If 2018 was the first year that assessed the flexibility of global markets to a shift from quantitative easing to quantitative tightening; the results did not instill faith. Investors began the year unprepared for the renewed volatility that came as the Federal Reserve rolled back more of its insurance liquidity.
The evidence of a strong US jobs market and historically low policy rates could not prevent US stocks having their worst December since 1931 proved that a decade of repressing volatility had left the market with a feeble immune system. The paramount issue facing markets now is where the fresh clearing level for risk remains.
Has recent turbulence reset market principles to more sustainable levels, or does it portend greater anxiety to come? The answer rests in the crossover of two powerful themes that befuddled investors in 2018. On the one hand, there was a wholesale derating of equity and credit risk assets, and a parallel tumble in Treasury yields as investors sought liquidity and capital conservation. On the other, and in stark contrast, is the solid US economic expansion, with double-digit earnings growth and the lowest unemployment rate in half a century.
As was the case a decade ago, liquidity conditions in markets have become dislocated from the state of the real economy. And this tug of war between enhanced market fragility and underlying economic resilience means that seeking to find a new level for risk assets is chasing a moving target. For a US economy running near full capacity, with import constraints and skills shortages placing curbs on the pace of future expansion, a further demand-driven stimulus is superfluous. Rising labour costs and further import tariffs may still produce a late-cycle inflationary tailwind.
Combine that with a $1tn fiscal deficit projected for 2019, and political pressure for more infrastructure spending, and it is problematic to see why US “equilibrium” rates should be any lower below current Fed funds levels. While the fundamental picture remains strong, however, it is the
market turbulence that has in recent weeks dominated the debate about the Fed’s tightening cycle. The outbreak of volatility over the past year demonstrates that the swift advance of algorithmic and passive strategies, which helped spawn the relentless buying that inflated stock valuations in recent years, has shifted orientation.
As spikes in volatility spread, and with the three-month US dollar Libor at the highest since the global financial crisis, the repricing of risk has shifted the principles of portfolio volatility and liquidity management. The end of predictable markets in 2018 — and the out-performance of cash – marked a stark reversal of the “QE forever” that prompted earlier correlated gains across asset classes. One risk now is that tighter market conditions become self-fulfilling.
The intrinsic vulnerability exposed by the shift to quantitative tightening raises the spectre that financial volatility contributes to vulnerability in economies, via negative wealth effects, higher debt refinancing costs and diminishing confidence.
The experience of recent weeks indicates that disorderly market volatility can come far quicker and carry much greater harm than one looking just at economic fundamentals can anticipate. If markets’ capacity to re-price risk malfunctions at a cyclical peak in earnings growth, how extensive will the pain be when substantial economic weakness unfolds?

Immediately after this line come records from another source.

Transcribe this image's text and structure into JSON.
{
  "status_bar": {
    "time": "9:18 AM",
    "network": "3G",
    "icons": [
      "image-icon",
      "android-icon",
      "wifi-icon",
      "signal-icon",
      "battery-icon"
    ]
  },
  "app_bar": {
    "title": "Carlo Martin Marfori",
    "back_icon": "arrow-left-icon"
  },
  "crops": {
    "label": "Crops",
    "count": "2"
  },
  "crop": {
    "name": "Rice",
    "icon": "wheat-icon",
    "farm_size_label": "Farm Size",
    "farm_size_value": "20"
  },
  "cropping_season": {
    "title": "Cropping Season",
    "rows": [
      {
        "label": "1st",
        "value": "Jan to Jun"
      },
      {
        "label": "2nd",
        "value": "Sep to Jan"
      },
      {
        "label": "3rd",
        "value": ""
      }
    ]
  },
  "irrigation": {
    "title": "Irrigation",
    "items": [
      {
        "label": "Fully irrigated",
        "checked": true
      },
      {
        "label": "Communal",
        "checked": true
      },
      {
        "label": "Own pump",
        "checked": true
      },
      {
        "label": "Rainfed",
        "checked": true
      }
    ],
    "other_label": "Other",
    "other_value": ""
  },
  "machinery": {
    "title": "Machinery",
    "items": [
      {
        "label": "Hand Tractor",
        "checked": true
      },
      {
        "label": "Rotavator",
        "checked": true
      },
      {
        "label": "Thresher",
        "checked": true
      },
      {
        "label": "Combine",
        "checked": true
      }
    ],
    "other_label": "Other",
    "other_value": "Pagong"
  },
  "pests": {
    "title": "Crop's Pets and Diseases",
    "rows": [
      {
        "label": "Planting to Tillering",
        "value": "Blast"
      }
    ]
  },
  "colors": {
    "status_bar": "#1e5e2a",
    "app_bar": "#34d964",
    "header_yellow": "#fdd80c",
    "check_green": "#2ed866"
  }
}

As Fed chairman Jay Powell acknowledged last Friday, avoiding market tensions would simply add unnecessary risk and complexity to the economic outlook. Markets dependence on the Fed for liquidity means safeguarding against a catastrophe requires nimble policy governance and the capability for surgical interventions when systemic stresses develop.
Whilst slowing the Fed’s balance sheet withdrawal could help investors rebuild their portfolios’ resilience for a world of more normal interestrates, volatility and growth, without inflicting outsized damage on the economy.
Finding the equilibrium for a stainable macro-economic system will be the policy test of the next decade. The Fed’s duty of boosting the
economy out of the last crisis is now accomplished. The policy test to avert the next, albeit very distinct, crisis has just commenced.